Monday, August 13, 2007
A Glass of Bitters
There are singular bars with singular drinking traditions through the 50 states, but I feel that I recently experienced one of the most peculiar and individual in the land.
I'm talking about Nelson's Hall, perhaps the leading business and certainly one of the only bars on Washington Island, a dollop of land found in Lake Michigan at the top of the Door County Peninsula. (It's in most atlases; go take a look.) The isle, home to the second oldest Icelandic settlement in the U.S., and to a few hundred souls, is still a fairly isolated place, reached only by ferry from Gill's Rock, Wisconsin.
Nelson's Hall was built in 1899 by Danish immigrant Tom Nelson. Tom was a nut for Angostura Bitters. He drank a pint a day, claiming it contributed greatly to his health and longevity. (He did live to 90.) But Nelson was a sly fox. When Prohibition came along, he earned a pharmacist's license, and managed to remain open by telling the Feds that all he was doing was dispensing bitters as a stomach tonic. Nelson's Hall never closed. It claims to be the only bar in the U.S. that remained open during Prohibtion. (I would dispute this. I know of a number of others who, through various forms of chicanery, managed to stay afloat, the famed McSorley's being one.)
Tom's inventive mind led to something called The Bitters Club. To join, one must visit Nelson's and down a shot of Angostura. A witnessing waitress then wets her thumb in the emptied shotglass and plants her print on a Bitters Club membership card, dating and signing it as well.
Because of this odd tradition, Nelson's sells a good deal of Angostura. It claims that (another dubious assertion) that it sells more Angostura Bitters than any establishment in the world.

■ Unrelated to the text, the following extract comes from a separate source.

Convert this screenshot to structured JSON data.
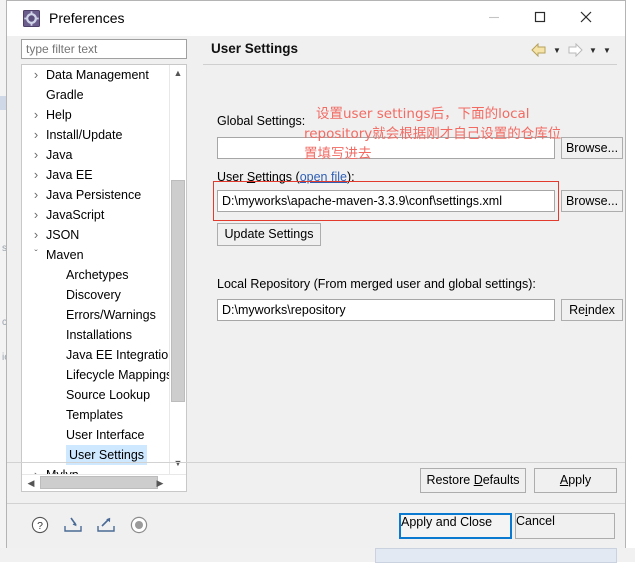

Could be, could be. But Angostura goes in a lot of drinks, and is used by bars that serve a lot more people each day than does Nelson's. Of course, nobody at those other bars drinks the stuff by the glass.